Renshaw: The most interesting is the way the federal tax law is impacting our segment. We are quite tax sensitive, because the owner is going to continue to pay tax. In a space where they have, historically, been able to write off all those property taxes and associated municipal taxes, they have underwritten long-term transactions to a given rate of return and suddenly that’s changed. This is, again, like the bond segment. We’ve got pretty tight margins. It’s great because the risk is low, so the deals have pretty thin margins.

Therefore, when you add additional taxes—under the new legislation you can only write off $10,000—and your property is in a high-tax state, you want to sell that asset at this point and buy a deal in a state with low to no income taxes. We’re seeing listings in the Northeast, listings in California. Folks wanting to move into Florida, Texas, Tennessee. When you get some tax advantages by moving down there it’s totally worth the transaction cost to get into those other states to protect your equity. We’re seeing a lot of that movement right now.

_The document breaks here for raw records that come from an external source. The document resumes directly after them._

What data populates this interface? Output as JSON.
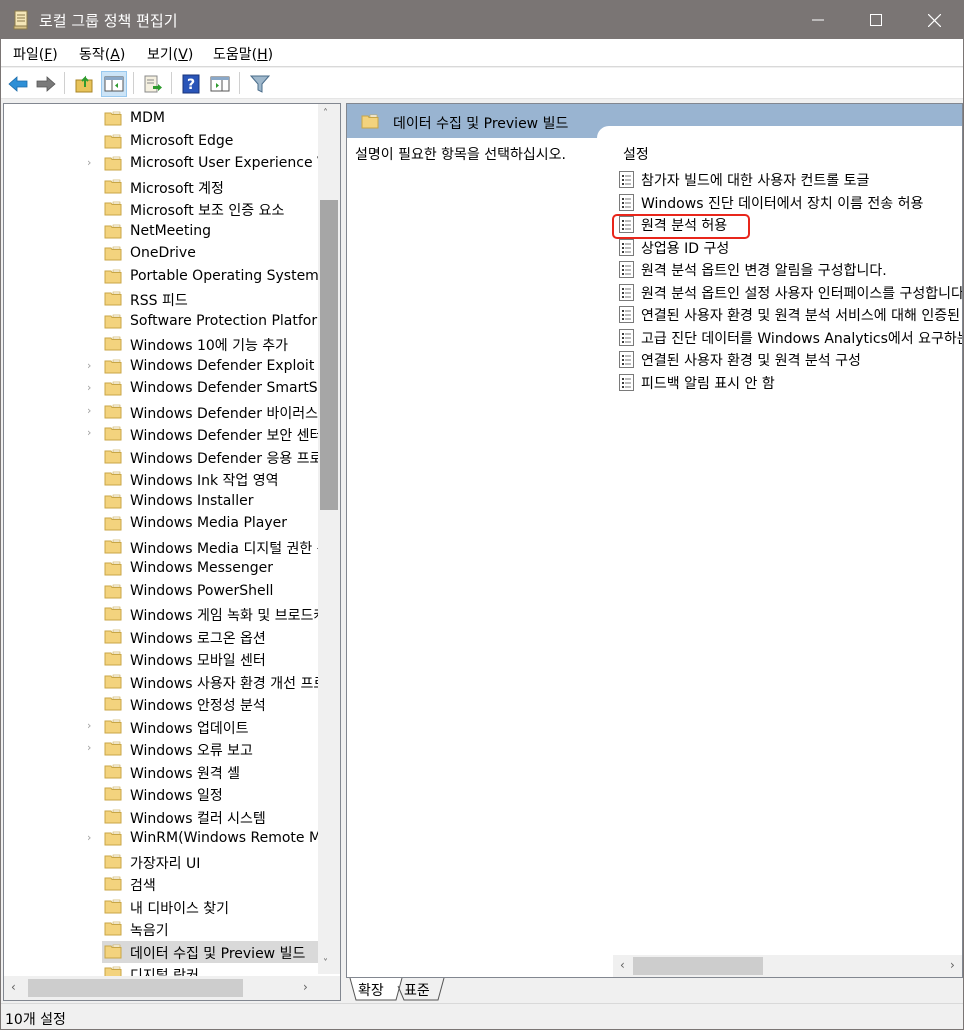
{
  "window": {
    "title": "로컬 그룹 정책 편집기",
    "icons": {
      "app": "policy-scroll-icon",
      "minimize": "minimize-icon",
      "maximize": "maximize-icon",
      "close": "close-icon"
    }
  },
  "menu": {
    "items": [
      {
        "label": "파일(",
        "key": "F",
        "end": ")"
      },
      {
        "label": "동작(",
        "key": "A",
        "end": ")"
      },
      {
        "label": "보기(",
        "key": "V",
        "end": ")"
      },
      {
        "label": "도움말(",
        "key": "H",
        "end": ")"
      }
    ]
  },
  "toolbar": {
    "buttons": [
      {
        "name": "back-button",
        "icon": "back-arrow-icon"
      },
      {
        "name": "forward-button",
        "icon": "forward-arrow-icon"
      },
      {
        "name": "up-one-level-button",
        "icon": "folder-up-icon"
      },
      {
        "name": "show-hide-tree-button",
        "icon": "console-tree-icon",
        "active": true
      },
      {
        "name": "export-list-button",
        "icon": "export-list-icon"
      },
      {
        "name": "help-button",
        "icon": "help-icon"
      },
      {
        "name": "show-hide-action-pane-button",
        "icon": "action-pane-icon"
      },
      {
        "name": "filter-button",
        "icon": "filter-icon"
      }
    ]
  },
  "tree": {
    "items": [
      {
        "label": "MDM",
        "expandable": false
      },
      {
        "label": "Microsoft Edge",
        "expandable": false
      },
      {
        "label": "Microsoft User Experience Virtualization",
        "expandable": true
      },
      {
        "label": "Microsoft 계정",
        "expandable": false
      },
      {
        "label": "Microsoft 보조 인증 요소",
        "expandable": false
      },
      {
        "label": "NetMeeting",
        "expandable": false
      },
      {
        "label": "OneDrive",
        "expandable": false
      },
      {
        "label": "Portable Operating System",
        "expandable": false
      },
      {
        "label": "RSS 피드",
        "expandable": false
      },
      {
        "label": "Software Protection Platform",
        "expandable": false
      },
      {
        "label": "Windows 10에 기능 추가",
        "expandable": false
      },
      {
        "label": "Windows Defender Exploit Guard",
        "expandable": true
      },
      {
        "label": "Windows Defender SmartScreen",
        "expandable": true
      },
      {
        "label": "Windows Defender 바이러스 백신",
        "expandable": true
      },
      {
        "label": "Windows Defender 보안 센터",
        "expandable": true
      },
      {
        "label": "Windows Defender 응용 프로그램 가드",
        "expandable": false
      },
      {
        "label": "Windows Ink 작업 영역",
        "expandable": false
      },
      {
        "label": "Windows Installer",
        "expandable": false
      },
      {
        "label": "Windows Media Player",
        "expandable": false
      },
      {
        "label": "Windows Media 디지털 권한 관리",
        "expandable": false
      },
      {
        "label": "Windows Messenger",
        "expandable": false
      },
      {
        "label": "Windows PowerShell",
        "expandable": false
      },
      {
        "label": "Windows 게임 녹화 및 브로드캐스트",
        "expandable": false
      },
      {
        "label": "Windows 로그온 옵션",
        "expandable": false
      },
      {
        "label": "Windows 모바일 센터",
        "expandable": false
      },
      {
        "label": "Windows 사용자 환경 개선 프로그램",
        "expandable": false
      },
      {
        "label": "Windows 안정성 분석",
        "expandable": false
      },
      {
        "label": "Windows 업데이트",
        "expandable": true
      },
      {
        "label": "Windows 오류 보고",
        "expandable": true
      },
      {
        "label": "Windows 원격 셸",
        "expandable": false
      },
      {
        "label": "Windows 일정",
        "expandable": false
      },
      {
        "label": "Windows 컬러 시스템",
        "expandable": false
      },
      {
        "label": "WinRM(Windows Remote Management)",
        "expandable": true
      },
      {
        "label": "가장자리 UI",
        "expandable": false
      },
      {
        "label": "검색",
        "expandable": false
      },
      {
        "label": "내 디바이스 찾기",
        "expandable": false
      },
      {
        "label": "녹음기",
        "expandable": false
      },
      {
        "label": "데이터 수집 및 Preview 빌드",
        "expandable": false,
        "selected": true
      },
      {
        "label": "디지털 락커",
        "expandable": false
      }
    ]
  },
  "details": {
    "header_title": "데이터 수집 및 Preview 빌드",
    "description": "설명이 필요한 항목을 선택하십시오.",
    "column_header": "설정",
    "settings": [
      {
        "label": "참가자 빌드에 대한 사용자 컨트롤 토글"
      },
      {
        "label": "Windows 진단 데이터에서 장치 이름 전송 허용"
      },
      {
        "label": "원격 분석 허용",
        "highlighted": true
      },
      {
        "label": "상업용 ID 구성"
      },
      {
        "label": "원격 분석 옵트인 변경 알림을 구성합니다."
      },
      {
        "label": "원격 분석 옵트인 설정 사용자 인터페이스를 구성합니다."
      },
      {
        "label": "연결된 사용자 환경 및 원격 분석 서비스에 대해 인증된 프록시 사용 구성"
      },
      {
        "label": "고급 진단 데이터를 Windows Analytics에서 요구하는 최소 데이터로 제한"
      },
      {
        "label": "연결된 사용자 환경 및 원격 분석 구성"
      },
      {
        "label": "피드백 알림 표시 안 함"
      }
    ],
    "highlight_color": "#e8261b"
  },
  "tabs": [
    {
      "label": "확장",
      "active": true
    },
    {
      "label": "표준",
      "active": false
    }
  ],
  "statusbar": {
    "text": "10개 설정"
  },
  "colors": {
    "titlebar": "#7a7574",
    "header_band": "#99b4d1",
    "selection": "#d9d9d9",
    "folder": "#f3d37e"
  }
}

What can you tell us about the impact of e-commerce on the NNN sector?

Renshaw: E-commerce has affected everything, of course. A couple of years ago, one of the principals at Bucksbaum said to me that street retail feels a minimal impact if Amazon goes from 6 percent market share to 8 percent, that it is a trend, but it’s not as crazy as everyone is making it sound. Instead, the major shift is that shoppers want to have experiences when they are in brick and mortar stores, and older retailers that do not provide this are losing markets share.

A lot of retailers are not actually updating concepts and Millennials, a new generation with completely different drivers than my generation, demand an experience. When you go into a community, you’d rather go to a restaurant and have an experience then go into a hardware store, a place that just has goods and racks stacked on the wall, where you get in and you get out. So, the big trend here may not be the e-commerce piece, it may be the fact that retailers who need to have a street presence aren’t stepping up in offering an experience. They’re not really engaging with their customers, making them want to be in the store.

How do you see the NNN business going forward?

Renshaw: I’m really excited about it. I think we are entering a new era. I think the sales cycle is going to compress. This will make the market more liquid. It’s going to get easier and more accessible in a way that stocks and bonds have. Greater liquidity will enable more folks to get in the NNN segment and trade. And that’s exciting. Everyone wins when that happens. It’s the American Dream, right? You own real estate.

Image courtesy of Brokers+Engineers